Recently, the parliament of South Africa approved a law that allows for the introduction of universal health insurance. Passed on June 13, 2023, the National Health Insurance Bill in the country was applauded and criticized by different stakeholders in businesses, health care sector, opposition position parties and activists. The healthcare system in South Africa is currently operating on an unequal two-tiered model. While the public sector which serves majority of the population is underfunded, the private sector that relies on funds from individuals for medical provisions makes these provisions affordable for a handful of the population.
To ameliorate the situation, the National Health Insurance Bill is to ensure establishment of the universal health coverage. This will be done through the purchase of services from health professionals under a National Health Insurance fund, scheduled for delivery at private and public health facilities. This act will ensure equal access to quality health care by every citizen, irrespective of their race or income. The health minister of South Africa, Joe Phaahla, stated that South Africans would have equitable access to healthcare without financial constraints.
Both countries aim to address disparities in access to quality healthcare.
8.5 percent of South Africa’s Gross Domestic Product (GDP) is currently allocated to health care — a percentage higher than other countries allocate. Despite this enviable allocation, only 16 percent of the population benefits from half of the expenditure and are able to have medical insurance. With this, the public healthcare facility is overburdened with long queues, shortage of staff and deteriorating infrastructure, as it strives to ensure provision of basic health care for the lagging 84 percent of the country’s population.
With the establishment of the National Health Insurance Authority Act 2022, Nigeria undertook a similar initiative. Like the South African law, the Nigerian law is keen on establishing a National Health Insurance Scheme that ensures the provision of access to affordable health care for every citizen. Both laws have a common goal of tackling the current disparities in access to quality health care and promote equitable coverage. However, they address this goal using different approaches and techniques.
Nigeria seeks to provide health insurance coverage for vulnerable groups.
The National Health Insurance fund proposed by South Africa’s National Health Insurance Bill is to be financed through general tax revenues, compulsory contributions from employers and individuals, and payroll taxes. Nigeria, on the other hand, has established a National Health Insurance Authority (NHIA) under its National Health Insurance Authority Act 2022, to operate as a program of social health insurance. The NHIA is financed by contributions from the government, employers and employees. Employers with at least five employees and a minimum annual turnover were mandated by the Act to ensure provision of health insurance coverage for their employees.

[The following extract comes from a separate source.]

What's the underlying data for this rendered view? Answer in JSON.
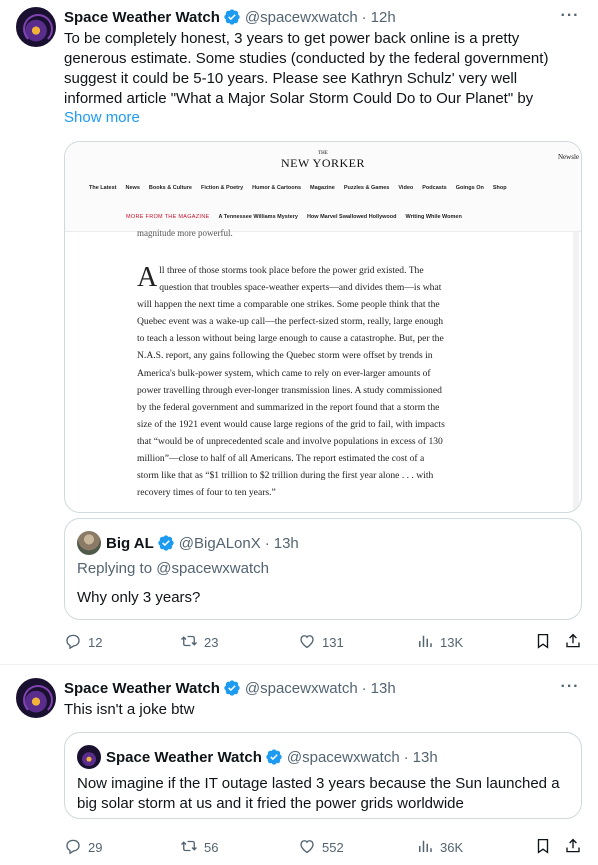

Also, the South African Bill is focused on providing universal access to quality health care for every race and income group. It aims at eliminating the necessities for direct contributions to schemes of medical health, while providing coverage for legitimate residents depending on their health care needs and not their socio-economic status. The National Health Insurance Authority Act 2022 seeks to provide to health insurance coverage for vulnerable groups — children, pregnant women, persons with disabilities and elderly citizens — and employees in the formal sector.

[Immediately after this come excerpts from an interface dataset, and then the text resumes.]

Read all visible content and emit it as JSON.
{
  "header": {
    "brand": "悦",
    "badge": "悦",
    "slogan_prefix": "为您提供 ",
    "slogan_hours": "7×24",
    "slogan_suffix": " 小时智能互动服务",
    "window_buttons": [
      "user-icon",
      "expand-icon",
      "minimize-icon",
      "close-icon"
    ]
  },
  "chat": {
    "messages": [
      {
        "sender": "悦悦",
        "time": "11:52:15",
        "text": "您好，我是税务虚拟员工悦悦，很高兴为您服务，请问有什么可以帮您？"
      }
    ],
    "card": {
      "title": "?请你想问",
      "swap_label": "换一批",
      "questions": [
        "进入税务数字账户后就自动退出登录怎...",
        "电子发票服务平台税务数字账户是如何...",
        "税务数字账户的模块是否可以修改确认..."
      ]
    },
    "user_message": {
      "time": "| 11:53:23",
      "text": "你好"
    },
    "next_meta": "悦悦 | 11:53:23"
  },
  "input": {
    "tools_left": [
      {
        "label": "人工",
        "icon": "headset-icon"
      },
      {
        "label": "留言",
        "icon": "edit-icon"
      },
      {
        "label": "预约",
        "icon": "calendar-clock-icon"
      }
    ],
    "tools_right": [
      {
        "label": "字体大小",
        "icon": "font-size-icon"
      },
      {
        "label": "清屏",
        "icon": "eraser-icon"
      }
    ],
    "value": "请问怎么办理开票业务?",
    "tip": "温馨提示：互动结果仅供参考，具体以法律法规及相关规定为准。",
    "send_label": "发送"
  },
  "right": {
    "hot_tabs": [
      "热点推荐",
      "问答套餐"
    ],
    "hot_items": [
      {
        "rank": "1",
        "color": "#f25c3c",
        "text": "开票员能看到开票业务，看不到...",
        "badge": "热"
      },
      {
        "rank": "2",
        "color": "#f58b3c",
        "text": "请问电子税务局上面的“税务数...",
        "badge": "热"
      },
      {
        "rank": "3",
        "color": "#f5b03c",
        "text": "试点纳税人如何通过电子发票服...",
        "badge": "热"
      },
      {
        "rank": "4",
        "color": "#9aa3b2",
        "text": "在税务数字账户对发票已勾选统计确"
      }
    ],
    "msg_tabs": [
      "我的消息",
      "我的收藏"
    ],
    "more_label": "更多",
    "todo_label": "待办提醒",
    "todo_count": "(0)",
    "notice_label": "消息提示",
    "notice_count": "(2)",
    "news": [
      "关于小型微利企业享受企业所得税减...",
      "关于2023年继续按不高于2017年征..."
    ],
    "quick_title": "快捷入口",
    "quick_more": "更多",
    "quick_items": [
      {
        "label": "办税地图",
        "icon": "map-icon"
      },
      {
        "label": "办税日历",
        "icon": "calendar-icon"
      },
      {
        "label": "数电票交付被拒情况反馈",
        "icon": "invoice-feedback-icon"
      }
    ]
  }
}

There are challenges facing achievement of this goal in both countries.
Additionally, the newly passed bill in South Africa aims at contracting health professionals in private and public sectors by the National Health Insurance fund for delivery of health services. However, in Nigeria, accredited private facilities are permitted to become NHIA-accredited health care providers to be reimbursed for rendered services. Regardless of the differences in addressing equitable healthcare, both countries encounter challenges in the implementation of their health insurance laws. While South Africa is faced by cost implications and management of public facilities, Nigeria is challenged by limited coverage for citizens in rural areas and the informal sector.